For 2017, there were 239 court briefs for malicious blasphemy with 277 perpetrators (254 Greeks and 23 foreigners), of whom 138 were arrested (usually probably also for other offenses); and 32 other court briefs for other forms of disturbance of religious peace with 36 perpetrators (of whom 17 were arrested).
For 2016, there were 254 court briefs for malicious blasphemy with 328 perpetrators (312 Greeks and 16 foreigners), of whom 159 were arrested (usually probably also for other offenses); and 43 other court briefs for other forms of disturbance of religious peace with 58 perpetrators (of whom 46 were arrested).
For 2015, there were 315 court briefs for malicious blasphemy with 363 perpetrators (336 Greeks and 27 foreigners), of whom 197 were arrested (usually possibly also for other offenses); and 27 other court briefs for other forms of disturbance of religious peace with 15 perpetrators (of whom 10 were arrested).
For 2014, there were 345 court briefs for malicious blasphemy with 449 perpetrators (417 Greeks and 32 foreigners), of whom 221 were arrested (usually probably also for other offenses) and 32 other court briefs for other forms of disturbance of religious peace with 22 perpetrators (of whom 11 were arrested).
For 2013, there were 320 court briefs for malicious blasphemy with 388 perpetrators (364 Greeks and 24 foreigners) of whom 193 were arrested (usually probably also for other offenses) and 39 other court briefs for other forms of disturbance of religious peace with 27 perpetrators (of whom 16 were arrested).
For 2012, there were 236 court briefs for malicious blasphemy with 219 perpetrators, of whom 56 were arrested (usually probably also for other offenses) and 26 other court briefs for other forms of disturbance of religious peace with 21 perpetrators (of whom 12 were arrested).
For 2011, there were 330 court briefs for malicious blasphemy with 378 perpetrators, 122 of whom were arrested (usually possibly also for other offenses) and 33 other court briefs for other forms of disturbance of religious peace with 22 perpetrators (of whom 5 were arrested).

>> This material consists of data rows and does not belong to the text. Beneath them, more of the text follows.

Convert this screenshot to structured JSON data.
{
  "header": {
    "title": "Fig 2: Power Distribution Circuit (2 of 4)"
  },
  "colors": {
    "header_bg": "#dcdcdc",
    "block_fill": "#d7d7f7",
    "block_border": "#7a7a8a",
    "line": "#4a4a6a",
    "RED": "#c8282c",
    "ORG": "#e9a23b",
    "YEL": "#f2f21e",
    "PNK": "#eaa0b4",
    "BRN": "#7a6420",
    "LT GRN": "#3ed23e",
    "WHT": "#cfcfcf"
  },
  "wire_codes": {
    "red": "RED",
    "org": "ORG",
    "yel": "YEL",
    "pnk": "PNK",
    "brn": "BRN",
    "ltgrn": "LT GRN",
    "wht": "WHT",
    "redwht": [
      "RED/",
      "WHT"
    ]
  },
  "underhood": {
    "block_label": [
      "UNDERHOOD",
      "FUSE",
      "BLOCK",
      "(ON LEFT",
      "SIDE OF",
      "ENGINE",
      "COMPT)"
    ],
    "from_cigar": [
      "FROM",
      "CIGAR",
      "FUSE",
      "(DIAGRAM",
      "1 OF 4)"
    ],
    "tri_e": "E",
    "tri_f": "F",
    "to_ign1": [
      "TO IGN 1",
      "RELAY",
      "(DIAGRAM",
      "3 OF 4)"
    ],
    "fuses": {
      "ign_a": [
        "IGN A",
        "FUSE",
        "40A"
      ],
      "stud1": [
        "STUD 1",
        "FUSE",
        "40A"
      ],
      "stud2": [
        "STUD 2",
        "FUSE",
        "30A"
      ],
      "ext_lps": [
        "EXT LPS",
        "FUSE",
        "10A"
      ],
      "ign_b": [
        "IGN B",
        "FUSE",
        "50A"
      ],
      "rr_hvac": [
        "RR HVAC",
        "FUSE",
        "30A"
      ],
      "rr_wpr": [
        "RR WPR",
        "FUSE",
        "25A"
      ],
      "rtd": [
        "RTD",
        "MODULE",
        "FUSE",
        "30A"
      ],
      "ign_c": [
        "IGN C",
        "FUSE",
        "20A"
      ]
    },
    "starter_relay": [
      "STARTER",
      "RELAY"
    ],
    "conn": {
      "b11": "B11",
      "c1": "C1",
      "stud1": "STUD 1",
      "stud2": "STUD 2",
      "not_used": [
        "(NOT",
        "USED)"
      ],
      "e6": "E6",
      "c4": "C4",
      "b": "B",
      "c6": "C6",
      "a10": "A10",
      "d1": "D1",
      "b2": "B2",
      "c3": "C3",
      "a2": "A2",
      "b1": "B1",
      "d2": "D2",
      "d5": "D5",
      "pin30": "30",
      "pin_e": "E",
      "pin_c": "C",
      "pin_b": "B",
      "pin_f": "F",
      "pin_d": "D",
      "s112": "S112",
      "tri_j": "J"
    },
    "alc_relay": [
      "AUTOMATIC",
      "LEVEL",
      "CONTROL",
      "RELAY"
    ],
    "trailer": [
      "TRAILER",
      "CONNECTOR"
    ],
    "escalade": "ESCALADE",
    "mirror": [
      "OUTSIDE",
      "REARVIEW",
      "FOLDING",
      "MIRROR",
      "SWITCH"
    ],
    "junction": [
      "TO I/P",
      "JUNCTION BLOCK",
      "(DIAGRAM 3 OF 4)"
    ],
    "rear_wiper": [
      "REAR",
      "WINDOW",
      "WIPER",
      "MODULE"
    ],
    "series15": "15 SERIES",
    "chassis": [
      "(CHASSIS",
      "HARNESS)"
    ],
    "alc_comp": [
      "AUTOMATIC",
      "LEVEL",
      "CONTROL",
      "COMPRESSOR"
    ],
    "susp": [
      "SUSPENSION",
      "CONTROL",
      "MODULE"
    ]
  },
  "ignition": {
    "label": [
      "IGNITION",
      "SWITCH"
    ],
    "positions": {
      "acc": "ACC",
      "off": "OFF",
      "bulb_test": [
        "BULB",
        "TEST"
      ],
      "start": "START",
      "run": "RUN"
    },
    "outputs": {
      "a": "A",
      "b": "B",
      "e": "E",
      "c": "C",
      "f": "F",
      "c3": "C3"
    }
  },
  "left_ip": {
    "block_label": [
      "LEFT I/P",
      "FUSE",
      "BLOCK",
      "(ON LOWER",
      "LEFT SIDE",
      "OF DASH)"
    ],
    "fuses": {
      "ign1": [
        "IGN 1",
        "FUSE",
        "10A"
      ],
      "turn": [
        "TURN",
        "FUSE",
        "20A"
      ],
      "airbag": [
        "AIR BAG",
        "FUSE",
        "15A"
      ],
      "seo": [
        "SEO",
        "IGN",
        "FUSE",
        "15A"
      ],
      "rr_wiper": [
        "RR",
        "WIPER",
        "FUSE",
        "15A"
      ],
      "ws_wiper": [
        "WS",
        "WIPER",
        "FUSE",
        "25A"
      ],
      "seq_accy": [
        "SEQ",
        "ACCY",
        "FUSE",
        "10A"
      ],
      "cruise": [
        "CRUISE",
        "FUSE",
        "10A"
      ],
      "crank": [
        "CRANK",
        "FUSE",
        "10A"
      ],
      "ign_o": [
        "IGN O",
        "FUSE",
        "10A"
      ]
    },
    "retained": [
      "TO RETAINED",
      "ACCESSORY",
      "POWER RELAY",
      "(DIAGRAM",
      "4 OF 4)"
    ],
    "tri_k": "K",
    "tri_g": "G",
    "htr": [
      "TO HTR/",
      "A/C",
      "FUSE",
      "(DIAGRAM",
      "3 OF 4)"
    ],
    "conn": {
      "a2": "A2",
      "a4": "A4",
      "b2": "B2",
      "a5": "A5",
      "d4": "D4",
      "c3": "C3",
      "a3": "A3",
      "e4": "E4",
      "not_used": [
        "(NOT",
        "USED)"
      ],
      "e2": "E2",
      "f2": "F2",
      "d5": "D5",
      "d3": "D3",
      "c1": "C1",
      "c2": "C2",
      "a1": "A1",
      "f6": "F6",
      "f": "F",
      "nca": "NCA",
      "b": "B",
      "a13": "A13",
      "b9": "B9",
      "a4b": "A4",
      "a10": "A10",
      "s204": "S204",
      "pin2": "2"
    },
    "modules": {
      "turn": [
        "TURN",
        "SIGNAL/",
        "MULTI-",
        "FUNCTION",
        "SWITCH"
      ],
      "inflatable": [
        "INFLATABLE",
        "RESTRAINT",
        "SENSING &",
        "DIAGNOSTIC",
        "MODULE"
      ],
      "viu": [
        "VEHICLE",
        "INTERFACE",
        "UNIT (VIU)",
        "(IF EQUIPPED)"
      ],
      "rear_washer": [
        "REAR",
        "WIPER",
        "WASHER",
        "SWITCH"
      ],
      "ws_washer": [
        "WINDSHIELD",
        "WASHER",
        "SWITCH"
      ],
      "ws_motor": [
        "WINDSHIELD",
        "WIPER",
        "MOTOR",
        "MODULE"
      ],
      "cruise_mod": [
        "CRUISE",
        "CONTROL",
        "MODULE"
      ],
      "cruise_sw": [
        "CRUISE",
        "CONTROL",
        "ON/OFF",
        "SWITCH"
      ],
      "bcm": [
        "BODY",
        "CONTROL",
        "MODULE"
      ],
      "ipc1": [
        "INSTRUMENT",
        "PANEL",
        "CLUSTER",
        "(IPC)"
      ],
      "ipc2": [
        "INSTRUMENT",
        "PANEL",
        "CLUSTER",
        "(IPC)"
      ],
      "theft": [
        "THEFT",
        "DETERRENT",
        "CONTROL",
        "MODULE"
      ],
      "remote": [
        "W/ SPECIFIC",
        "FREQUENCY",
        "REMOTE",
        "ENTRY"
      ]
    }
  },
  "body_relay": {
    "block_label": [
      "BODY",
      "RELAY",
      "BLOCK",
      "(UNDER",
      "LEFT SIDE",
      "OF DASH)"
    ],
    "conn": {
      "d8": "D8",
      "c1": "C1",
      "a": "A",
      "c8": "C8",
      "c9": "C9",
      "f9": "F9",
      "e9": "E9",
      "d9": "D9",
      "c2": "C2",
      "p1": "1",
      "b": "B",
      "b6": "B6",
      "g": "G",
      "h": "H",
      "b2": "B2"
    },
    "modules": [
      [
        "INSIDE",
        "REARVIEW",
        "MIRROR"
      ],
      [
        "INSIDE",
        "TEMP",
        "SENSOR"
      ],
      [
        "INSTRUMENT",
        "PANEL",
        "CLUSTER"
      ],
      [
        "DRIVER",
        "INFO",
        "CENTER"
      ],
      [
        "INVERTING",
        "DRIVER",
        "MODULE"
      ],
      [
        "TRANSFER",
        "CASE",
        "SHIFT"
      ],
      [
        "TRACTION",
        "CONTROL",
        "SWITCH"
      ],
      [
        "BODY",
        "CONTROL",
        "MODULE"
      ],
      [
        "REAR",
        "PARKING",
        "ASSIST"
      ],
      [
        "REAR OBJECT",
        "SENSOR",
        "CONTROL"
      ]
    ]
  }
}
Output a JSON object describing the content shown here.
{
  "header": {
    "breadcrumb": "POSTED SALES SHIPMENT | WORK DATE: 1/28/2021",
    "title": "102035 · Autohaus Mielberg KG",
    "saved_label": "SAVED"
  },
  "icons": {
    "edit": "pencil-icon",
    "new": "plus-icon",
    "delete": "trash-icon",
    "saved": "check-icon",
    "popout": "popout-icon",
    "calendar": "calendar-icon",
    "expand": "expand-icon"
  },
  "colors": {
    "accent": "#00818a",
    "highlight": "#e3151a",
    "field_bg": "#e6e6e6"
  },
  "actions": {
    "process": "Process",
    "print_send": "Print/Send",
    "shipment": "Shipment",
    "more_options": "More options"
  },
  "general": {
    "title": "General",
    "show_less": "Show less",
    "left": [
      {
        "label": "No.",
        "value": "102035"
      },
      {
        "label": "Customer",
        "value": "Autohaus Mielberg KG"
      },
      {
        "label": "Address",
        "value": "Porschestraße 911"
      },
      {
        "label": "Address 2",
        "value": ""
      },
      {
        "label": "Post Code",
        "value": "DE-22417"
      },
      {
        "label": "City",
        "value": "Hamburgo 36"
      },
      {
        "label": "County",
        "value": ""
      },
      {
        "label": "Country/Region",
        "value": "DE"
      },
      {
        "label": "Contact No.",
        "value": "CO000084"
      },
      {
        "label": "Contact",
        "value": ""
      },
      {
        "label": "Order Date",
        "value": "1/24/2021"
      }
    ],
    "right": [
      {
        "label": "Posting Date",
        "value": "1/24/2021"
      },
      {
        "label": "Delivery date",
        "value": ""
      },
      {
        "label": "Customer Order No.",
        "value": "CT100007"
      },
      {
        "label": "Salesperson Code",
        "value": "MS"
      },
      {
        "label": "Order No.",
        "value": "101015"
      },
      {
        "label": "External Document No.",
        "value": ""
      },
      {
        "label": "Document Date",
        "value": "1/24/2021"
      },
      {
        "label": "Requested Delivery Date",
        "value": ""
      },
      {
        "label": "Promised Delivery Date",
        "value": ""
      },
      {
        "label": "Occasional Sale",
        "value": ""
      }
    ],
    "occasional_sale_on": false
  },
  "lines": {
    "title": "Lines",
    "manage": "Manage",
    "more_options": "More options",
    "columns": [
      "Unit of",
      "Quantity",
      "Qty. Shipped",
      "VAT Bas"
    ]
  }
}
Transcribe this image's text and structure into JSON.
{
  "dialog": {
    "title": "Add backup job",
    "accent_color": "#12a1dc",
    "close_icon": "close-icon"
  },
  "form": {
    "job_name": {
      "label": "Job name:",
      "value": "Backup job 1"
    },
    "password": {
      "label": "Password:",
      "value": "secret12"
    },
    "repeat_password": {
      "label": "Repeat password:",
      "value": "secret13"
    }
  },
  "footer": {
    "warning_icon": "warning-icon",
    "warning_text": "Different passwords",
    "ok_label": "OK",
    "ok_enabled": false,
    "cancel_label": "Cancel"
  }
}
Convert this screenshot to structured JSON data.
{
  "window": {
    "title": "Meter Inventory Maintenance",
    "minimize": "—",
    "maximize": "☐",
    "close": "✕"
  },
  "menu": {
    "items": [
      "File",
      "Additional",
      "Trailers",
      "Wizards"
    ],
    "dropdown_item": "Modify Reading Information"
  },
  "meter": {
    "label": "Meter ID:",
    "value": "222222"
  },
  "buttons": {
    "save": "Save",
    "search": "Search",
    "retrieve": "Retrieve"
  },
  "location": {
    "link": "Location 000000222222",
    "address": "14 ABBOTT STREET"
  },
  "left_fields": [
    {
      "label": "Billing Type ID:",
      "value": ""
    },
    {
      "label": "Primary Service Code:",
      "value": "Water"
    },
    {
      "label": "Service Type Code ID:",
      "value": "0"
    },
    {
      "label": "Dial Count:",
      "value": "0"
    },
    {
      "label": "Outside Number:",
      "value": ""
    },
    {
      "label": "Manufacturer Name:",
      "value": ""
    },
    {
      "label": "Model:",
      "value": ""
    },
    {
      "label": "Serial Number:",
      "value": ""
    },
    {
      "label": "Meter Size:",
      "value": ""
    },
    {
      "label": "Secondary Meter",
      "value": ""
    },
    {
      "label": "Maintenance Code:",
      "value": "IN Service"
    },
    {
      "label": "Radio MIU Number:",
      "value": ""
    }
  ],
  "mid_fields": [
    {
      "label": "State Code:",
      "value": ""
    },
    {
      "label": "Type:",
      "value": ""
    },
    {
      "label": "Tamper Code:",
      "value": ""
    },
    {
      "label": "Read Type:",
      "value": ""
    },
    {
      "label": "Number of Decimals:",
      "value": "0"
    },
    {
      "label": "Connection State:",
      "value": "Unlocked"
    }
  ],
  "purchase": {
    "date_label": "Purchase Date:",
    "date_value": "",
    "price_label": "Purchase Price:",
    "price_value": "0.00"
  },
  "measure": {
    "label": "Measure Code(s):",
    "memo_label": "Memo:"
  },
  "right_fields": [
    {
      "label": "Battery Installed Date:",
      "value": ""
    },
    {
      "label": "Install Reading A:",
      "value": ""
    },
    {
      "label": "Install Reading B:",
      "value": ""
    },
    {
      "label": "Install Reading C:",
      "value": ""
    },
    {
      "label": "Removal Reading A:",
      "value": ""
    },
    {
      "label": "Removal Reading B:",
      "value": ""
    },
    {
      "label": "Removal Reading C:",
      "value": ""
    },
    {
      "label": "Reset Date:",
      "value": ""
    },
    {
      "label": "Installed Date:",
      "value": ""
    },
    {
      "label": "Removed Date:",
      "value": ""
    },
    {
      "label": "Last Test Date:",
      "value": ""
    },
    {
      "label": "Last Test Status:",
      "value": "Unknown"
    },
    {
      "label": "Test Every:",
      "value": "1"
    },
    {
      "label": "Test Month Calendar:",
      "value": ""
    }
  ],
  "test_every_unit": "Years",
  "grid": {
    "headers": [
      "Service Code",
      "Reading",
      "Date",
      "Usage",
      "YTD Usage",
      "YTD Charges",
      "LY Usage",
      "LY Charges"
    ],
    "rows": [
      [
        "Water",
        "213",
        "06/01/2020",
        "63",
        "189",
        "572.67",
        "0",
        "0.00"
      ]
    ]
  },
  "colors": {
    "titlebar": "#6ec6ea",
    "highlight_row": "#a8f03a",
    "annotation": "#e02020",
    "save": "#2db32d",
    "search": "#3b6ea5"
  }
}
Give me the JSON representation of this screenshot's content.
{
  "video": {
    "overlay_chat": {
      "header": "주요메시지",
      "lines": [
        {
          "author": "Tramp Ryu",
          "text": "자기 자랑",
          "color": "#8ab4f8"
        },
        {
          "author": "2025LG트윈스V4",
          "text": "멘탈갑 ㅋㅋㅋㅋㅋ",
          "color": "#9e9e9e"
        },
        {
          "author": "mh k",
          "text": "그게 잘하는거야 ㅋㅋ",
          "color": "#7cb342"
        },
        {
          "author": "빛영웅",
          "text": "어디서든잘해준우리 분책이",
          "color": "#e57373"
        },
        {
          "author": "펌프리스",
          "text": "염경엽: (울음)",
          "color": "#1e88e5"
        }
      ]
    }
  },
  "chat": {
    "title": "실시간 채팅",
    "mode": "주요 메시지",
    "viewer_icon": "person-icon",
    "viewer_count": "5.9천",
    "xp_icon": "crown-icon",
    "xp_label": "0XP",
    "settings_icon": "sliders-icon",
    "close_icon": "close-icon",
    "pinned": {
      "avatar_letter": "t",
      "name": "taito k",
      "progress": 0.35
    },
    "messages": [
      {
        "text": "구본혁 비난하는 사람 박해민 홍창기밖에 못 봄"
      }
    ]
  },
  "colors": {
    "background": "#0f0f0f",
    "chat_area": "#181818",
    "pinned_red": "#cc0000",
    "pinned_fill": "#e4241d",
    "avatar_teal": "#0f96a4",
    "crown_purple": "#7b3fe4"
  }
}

For 2010, there were 469 court briefs for malicious blasphemy with 532 perpetrators, of whom 118 were arrested (usually possibly also for other offenses) and 32 other court briefs for other forms of disturbance of religious peace with 28 perpetrators (of whom 6 were arrested).